Career Planning

Effective career planning involves a cycle of steps, beginning with you - what you want from a job and what you have to offer. It involves exploring job and graduate study options, and making and implementing your decisions. You should begin to plan early, ideally well before your final year.

To discuss your options with the Careers Officer, please book an appointment Book an Appointment.

Step 1 - Self Assessment

The start of career planning is always "self assessment". This is your opportunity to assess your skills, interests, values and personality type and thus determine what types of jobs might suit you.
There are some excellent online resources: 

  • ​Profiling for Success - Profiling for Success brings together a wide range of different tests and questionnaires that explore people’s talents, skills, potential and style.
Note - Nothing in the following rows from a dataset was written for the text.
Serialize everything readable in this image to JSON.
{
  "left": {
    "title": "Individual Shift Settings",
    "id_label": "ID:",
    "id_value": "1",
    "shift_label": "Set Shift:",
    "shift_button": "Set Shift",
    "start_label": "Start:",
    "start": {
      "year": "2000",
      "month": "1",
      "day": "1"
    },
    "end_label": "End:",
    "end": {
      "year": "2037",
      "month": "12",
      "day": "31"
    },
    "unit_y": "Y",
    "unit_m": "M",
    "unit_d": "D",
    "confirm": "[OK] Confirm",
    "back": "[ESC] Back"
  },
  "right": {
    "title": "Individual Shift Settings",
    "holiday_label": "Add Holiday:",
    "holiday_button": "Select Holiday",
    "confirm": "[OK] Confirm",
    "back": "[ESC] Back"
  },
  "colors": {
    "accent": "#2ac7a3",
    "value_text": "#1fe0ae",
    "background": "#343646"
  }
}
The Careers Service can assist you in understanding your assessment results if you wish. 
  • ​​Prospects Planner ​ - Find out what job would suit you.
  • Careers Portal - Complete the Careers Portal Interests Profiler based on Hollands Theory of Career Interests.
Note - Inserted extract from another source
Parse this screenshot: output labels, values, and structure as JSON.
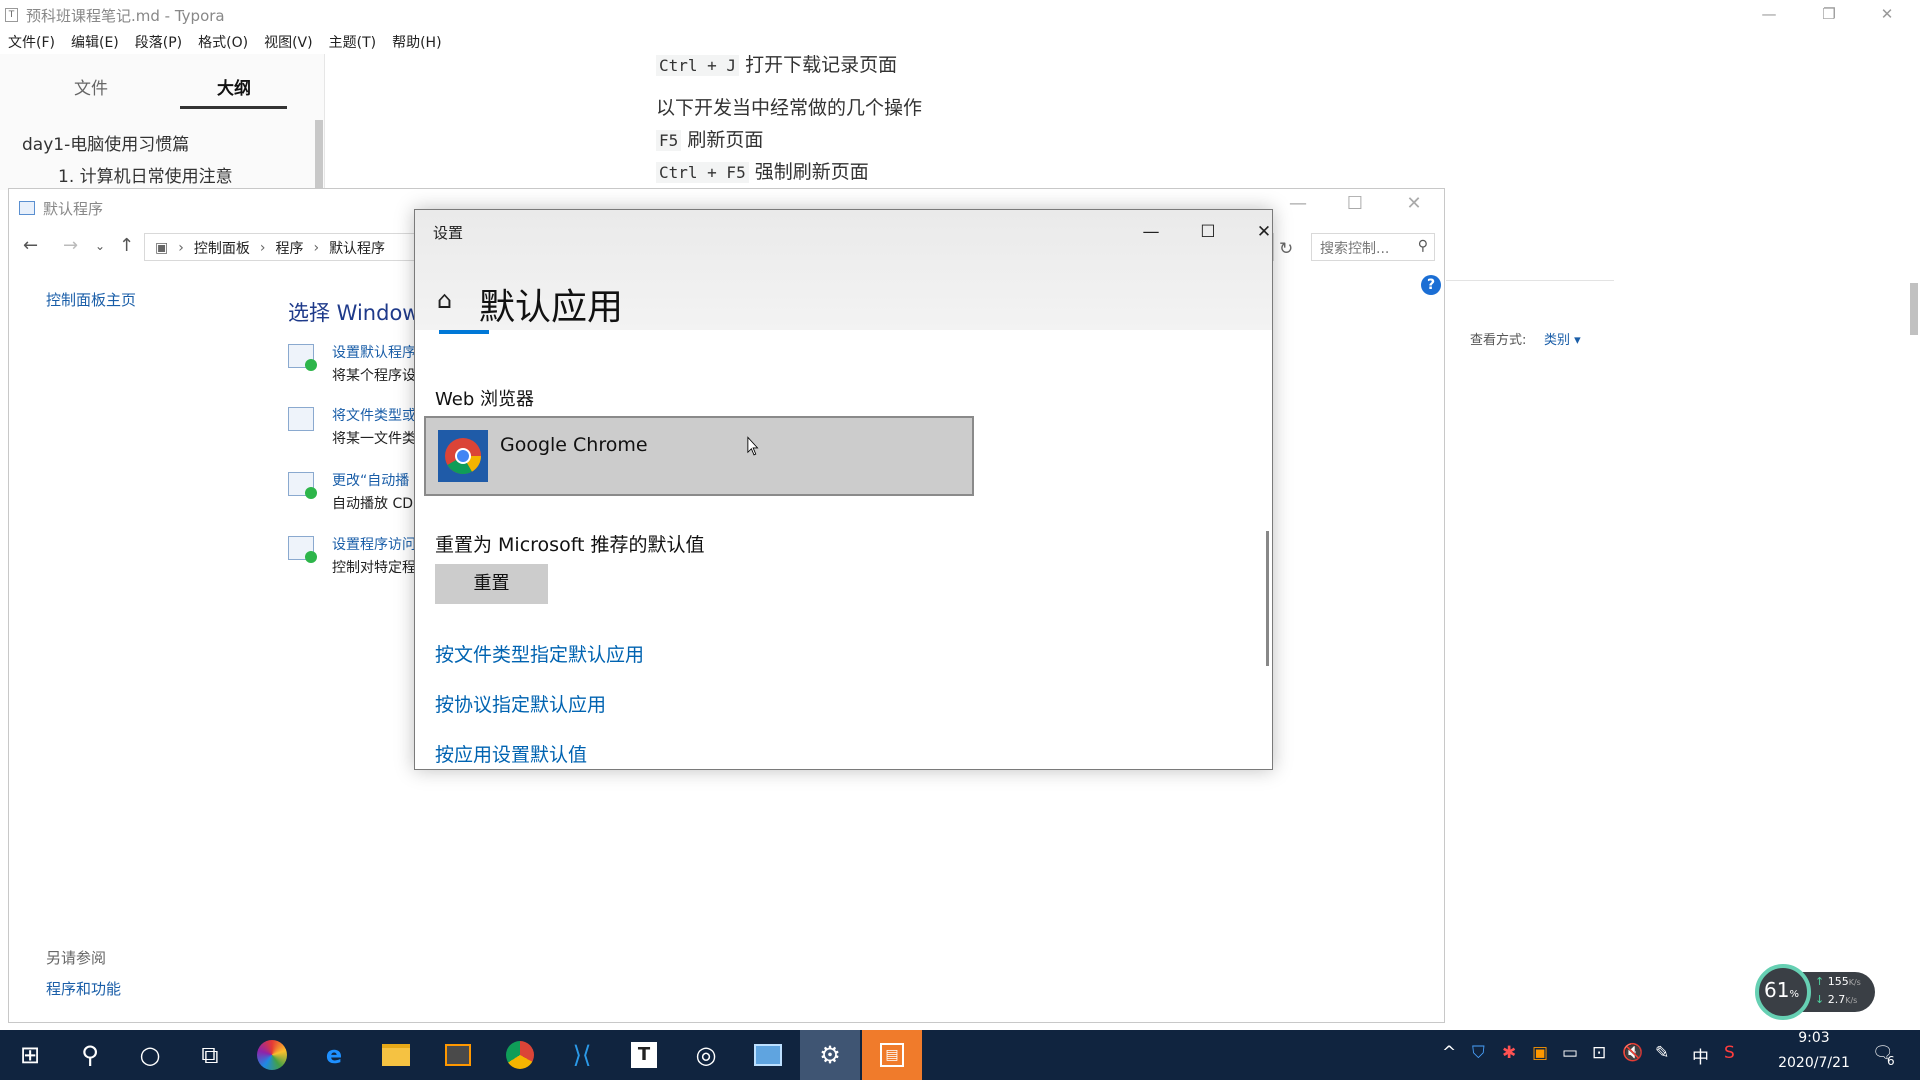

Step 2 - Research your options

Now that you've established your skills, interests, values etc. and how they relate to your job preferences it's time to explore the various careers open to you whether this be job search, further study or taking some time out.

  • A-Z Occupation Explorer - Careers Portal offers details of many typical occupations
  • iCould.com​ - Careers exploration site offering video testimonials from professionals in a variety of careers.
  • Prospects - find jobs, courses, advice and information on specific subjects and areas of interest.
  • Study in the UK - Details of study opportunities in the UK.
  • GradIreland - find immediate job vacancies and employer employers profiles for Irelands leading graduate employers
  • PostgradIreland - explore postgradute study options
  • Qualifax - need to change course or find a new one? Searchable database of all Irish further and higher education programmes

Step 3 - Making Decisions

The next stage, having self completed the self-assessment and explored your options it's now time to make some choices.

Ask yourself the following questions in order to help you make your choice:

  • Which career option is most attractive to me?
  • What does the work involve?
  • What qualifications are required?
  • Do I have the appropriate set of skills?
  • Are there job opportunities in this area?
  • What are the promotional prospects?
  • If jobs are limited in this area, what are the related areas?

Based on your answers to these questions, and knowledge of your profile, you should now be able to draw up a short-list of your career options.

The next thing you need to consider is how you make decisions. If you have successfully made similar decisions in the past, the method you used then may apply to your present decision-making, too. Here are some useful resources on decision making:

Step 4 - Implementing your Decisions

If you have decided on your preferred career options, you need to start planning and implementing a course of action to convert your choice into reality. Create and action plan with short, medium and long term goals.

Your plan may include tasks such as compiling a CV, completing application forms, preparing cover letters, preparing for interviews and keeping records of applications.
Check out "Effective CV's, Cover Letters & Applications" for more information. 

Finally remember you are never alone. You can always contact the Careers Service for advice at any stage of your career planning process.